## Given records
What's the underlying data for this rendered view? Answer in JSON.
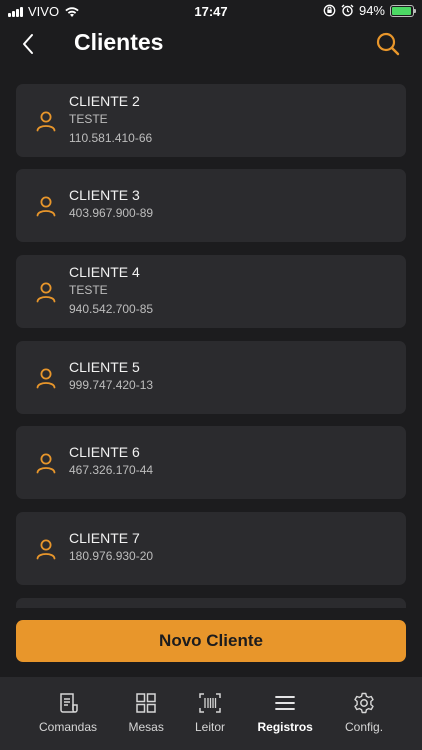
{
  "status_bar": {
    "carrier": "VIVO",
    "time": "17:47",
    "battery": "94%",
    "battery_level": 0.94
  },
  "header": {
    "title": "Clientes"
  },
  "clients": [
    {
      "name": "CLIENTE 2",
      "lines": [
        "TESTE",
        "110.581.410-66"
      ]
    },
    {
      "name": "CLIENTE 3",
      "lines": [
        "403.967.900-89"
      ]
    },
    {
      "name": "CLIENTE 4",
      "lines": [
        "TESTE",
        "940.542.700-85"
      ]
    },
    {
      "name": "CLIENTE 5",
      "lines": [
        "999.747.420-13"
      ]
    },
    {
      "name": "CLIENTE 6",
      "lines": [
        "467.326.170-44"
      ]
    },
    {
      "name": "CLIENTE 7",
      "lines": [
        "180.976.930-20"
      ]
    }
  ],
  "new_client_label": "Novo Cliente",
  "tabs": [
    {
      "label": "Comandas",
      "icon": "receipt-icon"
    },
    {
      "label": "Mesas",
      "icon": "grid-icon"
    },
    {
      "label": "Leitor",
      "icon": "barcode-icon"
    },
    {
      "label": "Registros",
      "icon": "menu-icon",
      "active": true
    },
    {
      "label": "Config.",
      "icon": "gear-icon"
    }
  ],
  "colors": {
    "accent": "#e8962b",
    "background": "#1c1c1e",
    "card": "#2b2b2e"
  }
}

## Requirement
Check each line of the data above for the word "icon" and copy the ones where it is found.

## Answer box
      "icon": "receipt-icon"
      "icon": "grid-icon"
      "icon": "barcode-icon"
      "icon": "menu-icon",
      "icon": "gear-icon"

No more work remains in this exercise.